Taishoken: New ramen and more in the Mission

Taishoken was already a well-established ramen and tsukemen restaurant in Tokyo, founded circa 1955. The Mission restaurant is its second U.S. outpost in the (San Mateo boasts the first). They’re known for their tsukemen (“dipping noodles”), a Taishoken invention; a humble dish of cold, leftover noodles that are dipped into a hot broth.
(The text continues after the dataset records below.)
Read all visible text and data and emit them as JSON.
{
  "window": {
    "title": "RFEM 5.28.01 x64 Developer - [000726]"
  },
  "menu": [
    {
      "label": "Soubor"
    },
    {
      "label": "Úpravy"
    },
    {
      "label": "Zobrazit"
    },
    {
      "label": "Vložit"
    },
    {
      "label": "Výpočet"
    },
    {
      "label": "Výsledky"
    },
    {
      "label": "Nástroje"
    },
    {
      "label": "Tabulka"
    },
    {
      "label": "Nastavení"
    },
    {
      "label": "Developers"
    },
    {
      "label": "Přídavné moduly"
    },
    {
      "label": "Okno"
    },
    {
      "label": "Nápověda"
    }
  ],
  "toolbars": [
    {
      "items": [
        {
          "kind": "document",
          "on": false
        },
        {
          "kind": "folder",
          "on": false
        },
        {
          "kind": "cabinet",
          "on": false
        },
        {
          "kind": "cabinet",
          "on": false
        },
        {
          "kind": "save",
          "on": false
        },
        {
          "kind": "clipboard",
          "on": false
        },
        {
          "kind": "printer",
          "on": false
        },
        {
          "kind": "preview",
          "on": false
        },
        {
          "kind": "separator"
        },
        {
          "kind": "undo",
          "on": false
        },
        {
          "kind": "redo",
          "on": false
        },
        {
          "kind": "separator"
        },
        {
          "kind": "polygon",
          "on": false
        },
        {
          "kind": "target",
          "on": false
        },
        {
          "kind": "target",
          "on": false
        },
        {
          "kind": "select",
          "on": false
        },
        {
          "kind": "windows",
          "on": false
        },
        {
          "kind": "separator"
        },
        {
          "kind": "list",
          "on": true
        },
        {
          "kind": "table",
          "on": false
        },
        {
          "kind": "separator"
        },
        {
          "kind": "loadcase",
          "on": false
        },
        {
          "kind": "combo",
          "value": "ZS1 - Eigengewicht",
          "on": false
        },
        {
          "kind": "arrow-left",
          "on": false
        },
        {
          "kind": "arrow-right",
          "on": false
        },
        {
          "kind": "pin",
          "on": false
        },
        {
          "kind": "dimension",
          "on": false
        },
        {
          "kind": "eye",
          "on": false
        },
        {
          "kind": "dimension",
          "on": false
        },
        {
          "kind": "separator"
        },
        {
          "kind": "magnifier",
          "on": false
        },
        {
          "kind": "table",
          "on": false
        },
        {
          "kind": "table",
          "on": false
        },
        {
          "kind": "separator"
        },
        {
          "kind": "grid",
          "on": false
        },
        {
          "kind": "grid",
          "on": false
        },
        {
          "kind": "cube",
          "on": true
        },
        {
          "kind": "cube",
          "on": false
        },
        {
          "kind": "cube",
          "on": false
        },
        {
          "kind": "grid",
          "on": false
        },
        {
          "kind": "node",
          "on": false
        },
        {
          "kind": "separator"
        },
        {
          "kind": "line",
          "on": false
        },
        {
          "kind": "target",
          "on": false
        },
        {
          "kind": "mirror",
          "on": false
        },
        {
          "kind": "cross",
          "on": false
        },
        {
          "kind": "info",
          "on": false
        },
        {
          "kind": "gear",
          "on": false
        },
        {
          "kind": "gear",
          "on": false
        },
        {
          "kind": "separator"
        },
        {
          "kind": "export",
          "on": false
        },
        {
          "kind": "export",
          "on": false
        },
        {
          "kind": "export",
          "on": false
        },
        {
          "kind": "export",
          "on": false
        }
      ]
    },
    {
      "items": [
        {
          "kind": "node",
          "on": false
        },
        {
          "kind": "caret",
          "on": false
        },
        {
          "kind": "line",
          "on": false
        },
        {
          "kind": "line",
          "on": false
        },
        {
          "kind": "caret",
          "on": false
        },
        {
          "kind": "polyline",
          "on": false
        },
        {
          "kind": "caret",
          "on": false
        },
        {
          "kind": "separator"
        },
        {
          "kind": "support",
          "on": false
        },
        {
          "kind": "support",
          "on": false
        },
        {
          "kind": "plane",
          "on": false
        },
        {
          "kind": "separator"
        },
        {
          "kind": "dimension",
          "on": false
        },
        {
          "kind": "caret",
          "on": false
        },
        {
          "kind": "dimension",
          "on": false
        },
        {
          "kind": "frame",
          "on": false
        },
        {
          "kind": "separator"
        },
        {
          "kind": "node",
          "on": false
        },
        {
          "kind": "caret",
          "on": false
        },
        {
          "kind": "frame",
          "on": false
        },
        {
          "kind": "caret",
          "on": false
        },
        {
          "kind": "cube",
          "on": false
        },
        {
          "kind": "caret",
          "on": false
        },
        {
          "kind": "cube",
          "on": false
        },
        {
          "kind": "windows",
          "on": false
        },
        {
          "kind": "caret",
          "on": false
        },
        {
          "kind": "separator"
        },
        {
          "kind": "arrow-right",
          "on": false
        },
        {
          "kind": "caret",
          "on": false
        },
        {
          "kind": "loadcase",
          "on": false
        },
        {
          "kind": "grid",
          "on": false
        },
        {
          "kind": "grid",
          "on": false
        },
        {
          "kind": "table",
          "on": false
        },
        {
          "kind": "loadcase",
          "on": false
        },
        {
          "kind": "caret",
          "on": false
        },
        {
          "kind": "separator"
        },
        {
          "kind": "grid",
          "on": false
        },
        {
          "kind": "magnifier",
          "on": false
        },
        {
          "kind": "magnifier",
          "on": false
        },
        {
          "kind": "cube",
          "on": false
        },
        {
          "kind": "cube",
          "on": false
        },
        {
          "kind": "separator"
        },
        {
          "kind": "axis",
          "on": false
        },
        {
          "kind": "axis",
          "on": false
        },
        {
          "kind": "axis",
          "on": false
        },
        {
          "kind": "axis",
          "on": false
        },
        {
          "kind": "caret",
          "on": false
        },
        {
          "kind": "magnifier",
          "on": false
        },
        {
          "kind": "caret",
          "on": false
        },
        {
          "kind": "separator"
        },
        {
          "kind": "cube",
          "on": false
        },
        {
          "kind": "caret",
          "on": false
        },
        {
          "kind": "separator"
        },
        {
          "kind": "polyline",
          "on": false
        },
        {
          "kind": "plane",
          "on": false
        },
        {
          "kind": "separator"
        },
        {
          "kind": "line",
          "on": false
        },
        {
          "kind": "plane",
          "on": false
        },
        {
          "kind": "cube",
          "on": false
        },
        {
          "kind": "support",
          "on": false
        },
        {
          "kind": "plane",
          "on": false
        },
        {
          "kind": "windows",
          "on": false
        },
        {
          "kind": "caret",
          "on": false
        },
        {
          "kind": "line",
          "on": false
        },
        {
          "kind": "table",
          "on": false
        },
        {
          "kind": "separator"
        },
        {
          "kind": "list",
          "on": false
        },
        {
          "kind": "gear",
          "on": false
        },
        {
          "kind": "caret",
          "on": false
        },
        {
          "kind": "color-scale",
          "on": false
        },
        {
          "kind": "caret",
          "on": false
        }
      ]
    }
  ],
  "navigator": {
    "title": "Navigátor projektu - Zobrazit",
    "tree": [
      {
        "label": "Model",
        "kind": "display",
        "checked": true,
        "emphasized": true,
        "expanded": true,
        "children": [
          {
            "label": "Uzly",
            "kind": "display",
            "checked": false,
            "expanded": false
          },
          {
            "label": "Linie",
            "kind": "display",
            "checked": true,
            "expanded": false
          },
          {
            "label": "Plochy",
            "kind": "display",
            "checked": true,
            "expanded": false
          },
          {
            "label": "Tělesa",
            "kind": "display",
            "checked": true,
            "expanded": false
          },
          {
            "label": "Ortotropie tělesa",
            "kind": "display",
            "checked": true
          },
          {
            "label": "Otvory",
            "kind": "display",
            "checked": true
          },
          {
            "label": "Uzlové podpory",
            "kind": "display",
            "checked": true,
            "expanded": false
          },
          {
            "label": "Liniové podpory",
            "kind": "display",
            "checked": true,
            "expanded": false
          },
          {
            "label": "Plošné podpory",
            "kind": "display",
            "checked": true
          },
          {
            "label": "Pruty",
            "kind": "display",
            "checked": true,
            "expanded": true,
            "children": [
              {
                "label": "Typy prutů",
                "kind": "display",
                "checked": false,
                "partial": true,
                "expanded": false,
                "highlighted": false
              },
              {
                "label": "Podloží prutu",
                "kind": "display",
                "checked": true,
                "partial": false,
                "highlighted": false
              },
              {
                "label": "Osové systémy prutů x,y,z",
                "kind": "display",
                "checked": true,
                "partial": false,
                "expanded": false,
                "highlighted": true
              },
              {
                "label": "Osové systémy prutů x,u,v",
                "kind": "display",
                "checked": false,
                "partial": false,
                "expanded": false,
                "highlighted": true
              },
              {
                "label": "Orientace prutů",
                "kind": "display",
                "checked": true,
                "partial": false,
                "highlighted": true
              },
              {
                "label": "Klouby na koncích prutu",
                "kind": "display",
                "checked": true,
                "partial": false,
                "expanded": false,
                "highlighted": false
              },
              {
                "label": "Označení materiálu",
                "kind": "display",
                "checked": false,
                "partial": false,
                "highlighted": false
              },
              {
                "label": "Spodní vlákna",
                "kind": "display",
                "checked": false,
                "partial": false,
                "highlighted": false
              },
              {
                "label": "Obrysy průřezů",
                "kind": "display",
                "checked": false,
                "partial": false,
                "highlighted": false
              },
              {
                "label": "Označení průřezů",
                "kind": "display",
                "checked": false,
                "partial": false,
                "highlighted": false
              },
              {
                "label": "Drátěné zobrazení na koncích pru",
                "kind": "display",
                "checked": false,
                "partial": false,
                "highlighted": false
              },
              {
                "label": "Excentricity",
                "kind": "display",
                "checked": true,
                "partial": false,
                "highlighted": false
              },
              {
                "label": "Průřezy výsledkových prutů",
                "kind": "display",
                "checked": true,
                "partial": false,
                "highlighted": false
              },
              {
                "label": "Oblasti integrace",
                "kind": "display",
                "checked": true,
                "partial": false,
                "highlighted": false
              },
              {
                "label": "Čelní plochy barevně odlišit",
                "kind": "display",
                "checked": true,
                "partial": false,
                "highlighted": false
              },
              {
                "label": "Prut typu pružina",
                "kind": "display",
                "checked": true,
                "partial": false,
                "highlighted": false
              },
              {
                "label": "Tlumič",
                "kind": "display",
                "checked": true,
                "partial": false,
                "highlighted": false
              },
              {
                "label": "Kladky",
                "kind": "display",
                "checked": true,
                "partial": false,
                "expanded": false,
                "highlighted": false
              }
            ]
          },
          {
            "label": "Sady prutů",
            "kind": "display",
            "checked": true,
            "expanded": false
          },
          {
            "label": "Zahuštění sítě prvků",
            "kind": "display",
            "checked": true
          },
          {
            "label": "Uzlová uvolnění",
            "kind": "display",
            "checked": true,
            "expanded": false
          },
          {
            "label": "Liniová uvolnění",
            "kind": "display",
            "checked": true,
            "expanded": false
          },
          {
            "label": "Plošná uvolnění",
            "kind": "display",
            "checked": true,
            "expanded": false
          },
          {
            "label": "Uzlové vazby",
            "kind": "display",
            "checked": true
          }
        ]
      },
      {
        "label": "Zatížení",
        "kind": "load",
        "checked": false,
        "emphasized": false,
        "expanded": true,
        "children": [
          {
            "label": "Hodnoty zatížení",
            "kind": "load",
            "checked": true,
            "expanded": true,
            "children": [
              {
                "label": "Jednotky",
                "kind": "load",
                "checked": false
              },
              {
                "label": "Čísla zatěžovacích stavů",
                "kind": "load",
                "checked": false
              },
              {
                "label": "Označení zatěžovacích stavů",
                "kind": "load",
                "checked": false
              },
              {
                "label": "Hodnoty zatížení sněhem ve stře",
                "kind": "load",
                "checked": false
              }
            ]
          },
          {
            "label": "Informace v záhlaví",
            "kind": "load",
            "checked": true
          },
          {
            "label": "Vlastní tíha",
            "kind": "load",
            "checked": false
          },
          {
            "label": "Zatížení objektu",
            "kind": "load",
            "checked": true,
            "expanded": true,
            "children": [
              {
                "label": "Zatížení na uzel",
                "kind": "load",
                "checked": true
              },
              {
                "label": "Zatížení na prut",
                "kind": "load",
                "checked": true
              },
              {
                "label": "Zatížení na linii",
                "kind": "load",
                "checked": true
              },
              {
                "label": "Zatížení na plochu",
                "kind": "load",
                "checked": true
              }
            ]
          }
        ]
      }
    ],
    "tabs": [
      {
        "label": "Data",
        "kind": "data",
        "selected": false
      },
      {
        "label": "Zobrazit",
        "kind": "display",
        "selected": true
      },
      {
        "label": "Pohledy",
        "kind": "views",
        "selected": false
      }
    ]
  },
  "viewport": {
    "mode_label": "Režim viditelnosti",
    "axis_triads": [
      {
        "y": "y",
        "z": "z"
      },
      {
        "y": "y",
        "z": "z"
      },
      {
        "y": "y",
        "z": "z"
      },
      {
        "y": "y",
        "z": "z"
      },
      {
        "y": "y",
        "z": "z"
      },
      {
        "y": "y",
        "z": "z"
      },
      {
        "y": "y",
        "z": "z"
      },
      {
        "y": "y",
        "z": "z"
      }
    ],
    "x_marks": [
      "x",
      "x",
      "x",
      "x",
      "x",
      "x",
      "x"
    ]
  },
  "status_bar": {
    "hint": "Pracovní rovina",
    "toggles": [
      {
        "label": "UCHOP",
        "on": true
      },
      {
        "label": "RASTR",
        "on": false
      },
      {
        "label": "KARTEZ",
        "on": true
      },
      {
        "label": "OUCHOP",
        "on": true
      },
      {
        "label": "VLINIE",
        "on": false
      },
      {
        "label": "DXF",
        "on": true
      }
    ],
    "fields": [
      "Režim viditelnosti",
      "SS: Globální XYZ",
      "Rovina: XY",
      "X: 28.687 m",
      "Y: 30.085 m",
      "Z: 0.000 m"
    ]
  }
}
The story goes that customers saw the staff slurping it up on their lunch breaks and clamored for it. It has since become a very popular offshoot of ramen in Japan, and now we have it in our own backyard. Not to mention another ramen place of some note.

(Full disclosure: The BF and I just recovered from Covid-19 [mild, thankfully], and so, with our newly found and assuredly short-lived immunity, we’re allowing ourselves to dine indoors for awhile.)

Taishoken is in the old Mau space, prettied up, warmly lit, and spacious. 

We started out with an order of gyoza.


Maybe not the best thing to try here; these were certainly not the best we’ve had. The pork filling was bland and mushy, and the skins weren’t as crispy as they could have been. I would rather have ordered the calamari or takoyaki (octopus balls), but the BF… well, you know. 

However, the karaage:


It was spectacular! Fried chicken at its finest. Craggy and crunchy as all get-out, yet light and airy, made with super juicy and flavorful dark meat, and served with mayo and what I believe was togarashi. This was some of the best karaage I’ve had, and you should definitely try it.

All the noodles are made in-house at Taishoken, in a process that involves machinery brought from Japan, and let to sit overnight in a temperature-and-humidity-controlled room for optimal hydration, which gives them their irresistible texture. Their broths, made with chicken and pork, are simmered for two days, allowing deep flavors to emerge.

Source link


Your email address will not be published.